"This person was tested on day 1, a positive test result on day 2 was reported - that was on the 12th [of December]. The case was reported on the 13th in our numbers as a case that had come from the border."
Dr Bloomfield said there was one other case that had already been confirmed from that flight on day 0-1 testing, "but the whole genome sequencing on that other case show it's Delta strain".
"We're doing urgent whole genome sequencing on all our cases at the border. We fully expected we would find a case of Omicron and in fact we are treating every border related case as if it were Omicron until proven otherwise."
He said the case was double vaccinated with the Pfizer vaccine and is now in the Sudima Hotel MIQ facility in Christchurch, which also has a quarantine wing.
Dr Bloomfield said today there were good protocols in place "that are designed to stop the virus getting across the border that have served us incredibly well", like with the highly transmissible Delta variant.
He said one change made to protocols is that if there were an Omicron case at the border then everybody on that flight would be considered a close contact - on both the international and domestic flights.
Everyone on the floor of the MIQ facility where they were staying would be considered a close contact.
"They complete their full 10 days at the isolation facility at this point while we await further data on Omicron, that's our interim approach."
Bloomfield said returnees could not leave their rooms until day 1 test results were in.When this case was found, they were immediately moved to a quarantine facility, he said.
"We think there's very little risk to others in the MIQ facility, both staff and people who are staying there."
Dr Bloomfield said the incubation period of the Omicron variant was shorter than Delta, so the ministry was confident it would pick up these cases during the seven days' managed isolation.
He said there was no additional risk to Cantabrians at the moment due to this case.
"We have every intention of keeping Omicron out of the country for as long as possible."
But he said New Zealand was "very well prepared" in case Omicron was found in the community.
Initial data suggested Omicron was spreading in a few southern African countries that were then put on the very high risk list, but "that's not particularly helpful, because Omicron is everywhere, really".
Joint Head of MIQ Chris Bunny said the managed isolation facility was well set up to care for these people and protect the community.
"Managed Isolation and Quarantine takes the safety of workers and their families, whānau and broader communities very seriously," Bunny said.
"All Managed Isolation and Quarantine facilities follow strict infection prevention controls developed by the Ministry of Health to manage the risks of spreading Covid-19. The Ministry of Health's advice is to continue with our rigorous MIQ IPC protocols.
"At every MIQ facility returnees must remain physically distant from each other, and from staff members, at all times.
"At a quarantine facility, returnees cannot leave their room freely.
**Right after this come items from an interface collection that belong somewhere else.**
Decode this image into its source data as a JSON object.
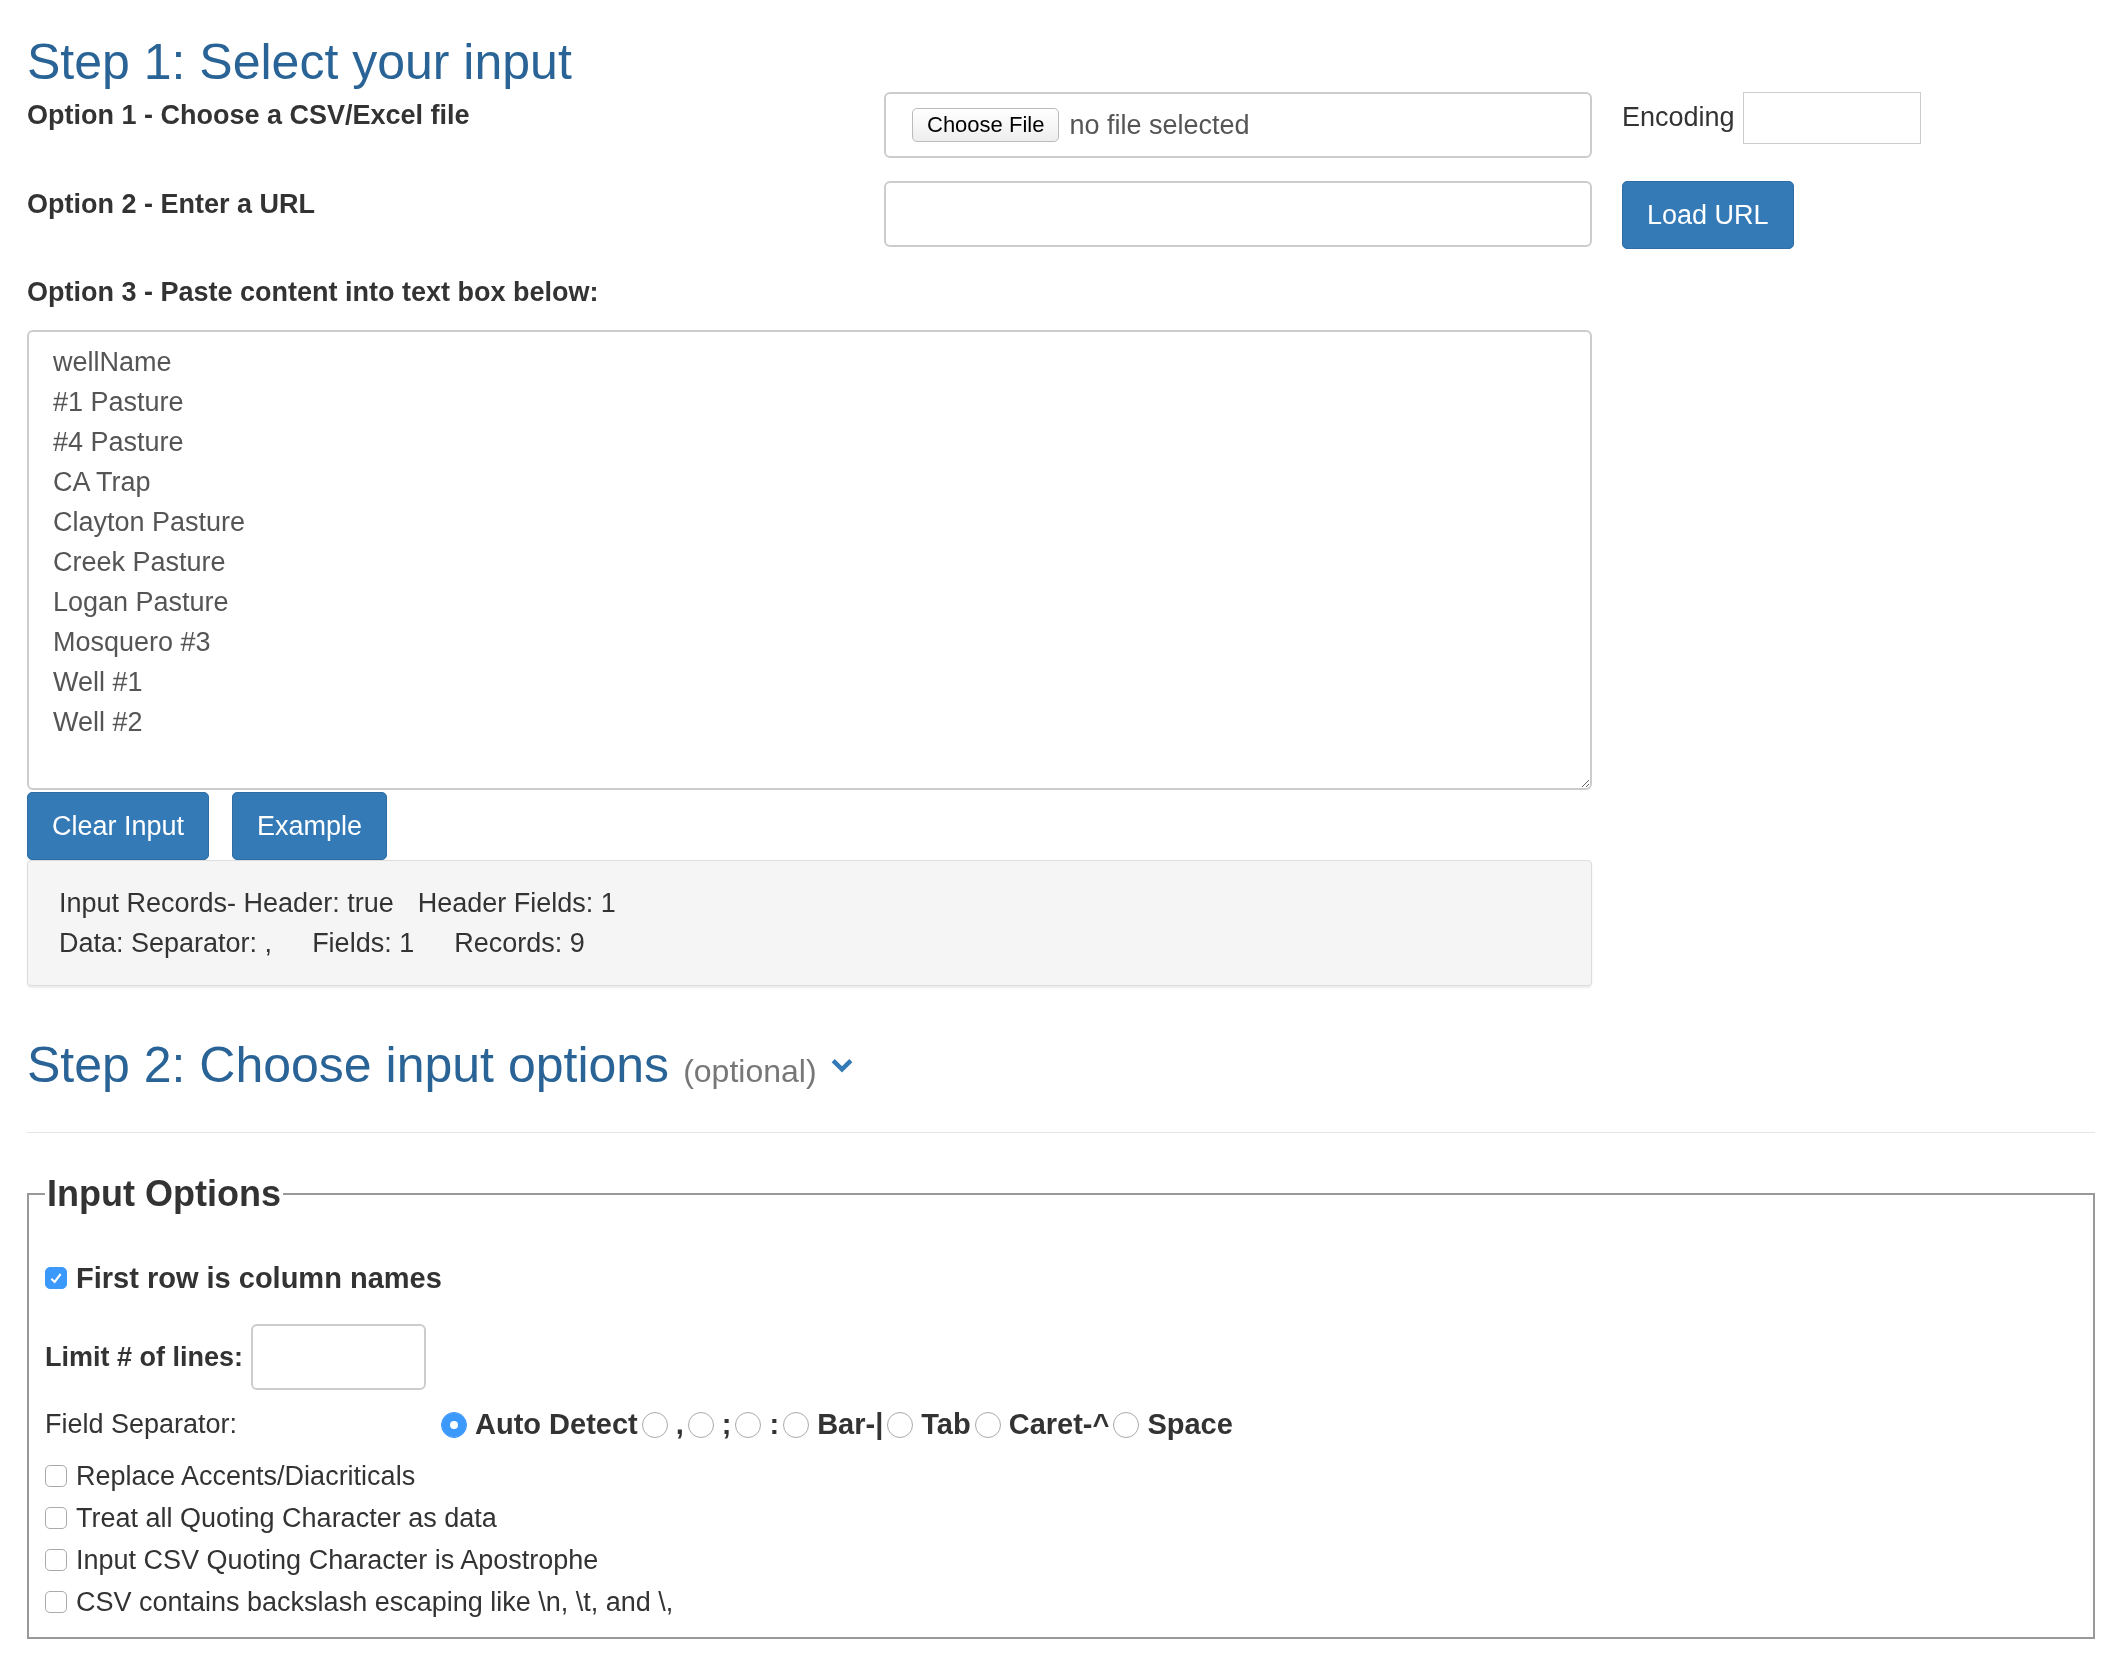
{
  "step1": {
    "title": "Step 1: Select your input",
    "option1": {
      "label": "Option 1 - Choose a CSV/Excel file",
      "file_button": "Choose File",
      "file_status": "no file selected",
      "encoding_label": "Encoding"
    },
    "option2": {
      "label": "Option 2 - Enter a URL",
      "button": "Load URL"
    },
    "option3": {
      "label": "Option 3 - Paste content into text box below:",
      "value": "wellName\n#1 Pasture\n#4 Pasture\nCA Trap\nClayton Pasture\nCreek Pasture\nLogan Pasture\nMosquero #3\nWell #1\nWell #2"
    },
    "buttons": [
      "Clear Input",
      "Example"
    ],
    "stats": [
      [
        "Input Records- Header: true",
        "Header Fields: 1"
      ],
      [
        "Data: Separator: ,",
        "Fields: 1",
        "Records: 9"
      ]
    ]
  },
  "step2": {
    "title": "Step 2: Choose input options",
    "note": "(optional)",
    "expanded": true
  },
  "input_options": {
    "legend": "Input Options",
    "first_row": {
      "label": "First row is column names",
      "checked": true
    },
    "limit_label": "Limit # of lines:",
    "separator_label": "Field Separator:",
    "separators": [
      {
        "label": "Auto Detect",
        "selected": true
      },
      {
        "label": ",",
        "selected": false
      },
      {
        "label": ";",
        "selected": false
      },
      {
        "label": ":",
        "selected": false
      },
      {
        "label": "Bar-|",
        "selected": false
      },
      {
        "label": "Tab",
        "selected": false
      },
      {
        "label": "Caret-^",
        "selected": false
      },
      {
        "label": "Space",
        "selected": false
      }
    ],
    "checkboxes": [
      {
        "label": "Replace Accents/Diacriticals",
        "checked": false
      },
      {
        "label": "Treat all Quoting Character as data",
        "checked": false
      },
      {
        "label": "Input CSV Quoting Character is Apostrophe",
        "checked": false
      },
      {
        "label": "CSV contains backslash escaping like \\n, \\t, and \\,",
        "checked": false
      }
    ]
  }
}
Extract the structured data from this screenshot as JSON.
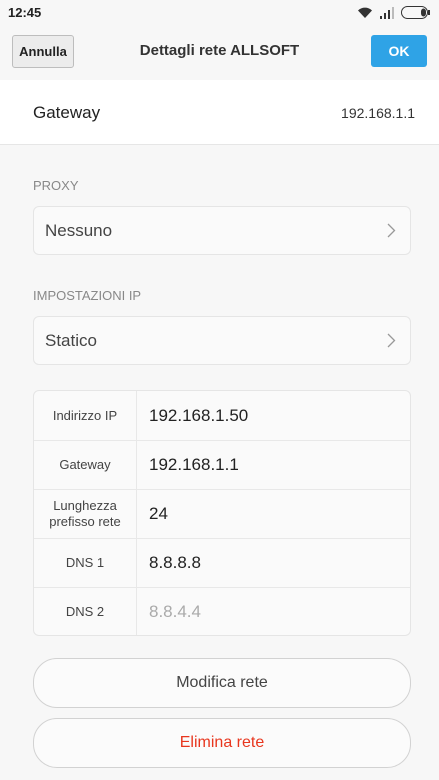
{
  "status_bar": {
    "time": "12:45"
  },
  "header": {
    "cancel_label": "Annulla",
    "title": "Dettagli rete ALLSOFT",
    "ok_label": "OK"
  },
  "gateway": {
    "label": "Gateway",
    "value": "192.168.1.1"
  },
  "proxy": {
    "section_label": "PROXY",
    "value": "Nessuno"
  },
  "ip_settings": {
    "section_label": "IMPOSTAZIONI IP",
    "value": "Statico"
  },
  "ip_fields": [
    {
      "label": "Indirizzo IP",
      "value": "192.168.1.50"
    },
    {
      "label": "Gateway",
      "value": "192.168.1.1"
    },
    {
      "label": "Lunghezza prefisso rete",
      "value": "24"
    },
    {
      "label": "DNS 1",
      "value": "8.8.8.8"
    },
    {
      "label": "DNS 2",
      "placeholder": "8.8.4.4"
    }
  ],
  "actions": {
    "modify_label": "Modifica rete",
    "delete_label": "Elimina rete"
  },
  "colors": {
    "accent": "#2fa3e6",
    "danger": "#e8361e"
  },
  "icons": [
    "wifi-icon",
    "signal-icon",
    "battery-icon",
    "chevron-right-icon"
  ]
}
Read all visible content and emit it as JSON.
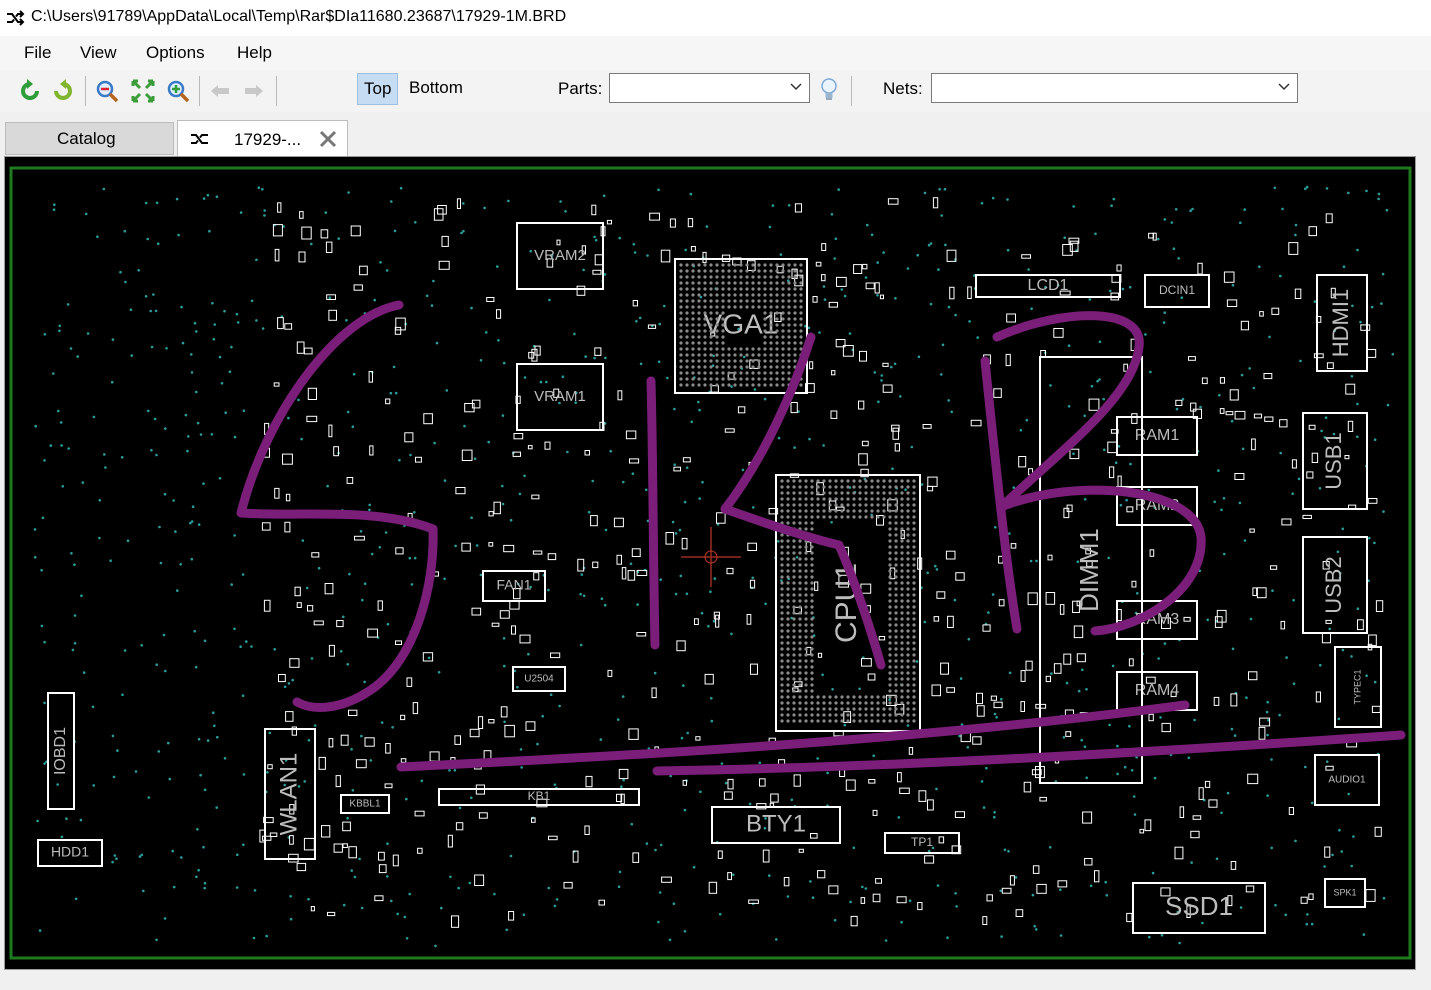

They must stay in their room unless they have a medical appointment, are on their specified fresh air or smoking time or there is an emergency, such as a fire or an earthquake.
"Staff wear full PPE when escorting returnees to and from their rooms. Returnees are required to wear PPE in line with Ministry of Health guidelines while outside their room. Health staff conducting health checks wear full PPE (face shield, gown and gloves) and do not enter quarantine rooms.
"The Sudima Christchurch Airport dual-use Managed Isolation and Quarantine facility has a very strict Infection Prevention and Control measures in place developed by the Ministry of Health to manage the risks of spreading Covid-19 - as do all MIQ facilities. The staff at these facilities are experienced in managing and caring for positive cases."
Any further information on the case and next steps will be made available on Friday.